Forests are complex three-dimensional ecosystems, but little is known about the influence of vertical stratification of forest structure on biodiversity and species turnover. Saproxylic beetles make a substantial contribution to forest biodiversity and ecosystem functions such as nutrient cycling. Management measures aimed at supporting saproxylic biodiversity are becoming an integral part of sustainable forest management practices. Yet, monitoring is carried out under the assumption that saproxylic activity at ground level will be a realistic reflection of saproxylic biodiversity in the forest as a whole.
To investigate the validity of this assumption we compare vertical stratification and composition of saproxylic beetle assemblages between three forest types of varying altitude and latitude, including a tropical lowland forest in Panama, a temperate lowland forest and a temperate montane forest, both in the eastern Czech Republic. Beetles were sampled following a standardized sampling protocol using flight intercept traps arranged in vertical transects.
Overall, the tropical forest was estimated to harbour two to three times more saproxylic beetle species than the temperate lowland and the montane forest, respectively. However, point richness estimates within vertical strata were remarkably similar between biomes. Species richness was similar in the understorey of all three forests. It peaked in the canopy of the tropical forest but in the understorey of temperate forests. So, while the beetle assemblages were clearly vertically stratified in all three forest types, stratification patterns varied markedly between tropical and temperate forests. This trend is driven primarily by the high richness of saproxylic beetles in the tropical forest canopy. However these richness differences belie the strong similarities in stratification of feeding guild composition observed all three forest types. This would tend to suggest that similar trophic structuring forces might operate across very different forest biomes of the world.

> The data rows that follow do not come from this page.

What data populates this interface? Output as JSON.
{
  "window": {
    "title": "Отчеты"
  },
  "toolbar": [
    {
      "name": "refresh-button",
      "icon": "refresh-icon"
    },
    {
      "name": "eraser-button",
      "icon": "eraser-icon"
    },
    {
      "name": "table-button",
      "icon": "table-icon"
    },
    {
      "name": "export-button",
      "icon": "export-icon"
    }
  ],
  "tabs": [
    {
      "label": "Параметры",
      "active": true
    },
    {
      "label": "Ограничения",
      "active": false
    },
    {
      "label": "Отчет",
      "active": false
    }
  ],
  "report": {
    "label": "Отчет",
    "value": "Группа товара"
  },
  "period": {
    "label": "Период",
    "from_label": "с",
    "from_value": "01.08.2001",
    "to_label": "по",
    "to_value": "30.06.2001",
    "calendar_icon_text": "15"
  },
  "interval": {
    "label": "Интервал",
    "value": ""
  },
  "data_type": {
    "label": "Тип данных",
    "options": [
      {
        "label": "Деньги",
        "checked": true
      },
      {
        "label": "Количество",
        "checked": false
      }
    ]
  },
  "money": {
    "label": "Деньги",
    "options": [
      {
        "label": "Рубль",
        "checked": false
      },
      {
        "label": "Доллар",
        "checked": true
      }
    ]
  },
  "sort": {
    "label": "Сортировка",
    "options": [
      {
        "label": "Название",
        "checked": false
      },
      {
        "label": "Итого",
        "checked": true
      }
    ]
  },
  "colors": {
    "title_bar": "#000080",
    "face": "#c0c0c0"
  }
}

Similarities in feeding guild composition suggest that management measures aiming at conserving biodiversity of saproxylic beetles are likely to be effective across different forest types. The differences in vertical stratification, however, suggest that understorey monitoring alone will be insufficient to understand management effects on saproxylic biodiversity. In the tropics, in particular, more emphasis will need to be placed on managing the diverse, three-dimensional structure of forest canopies as habitat for saproxylic beetles.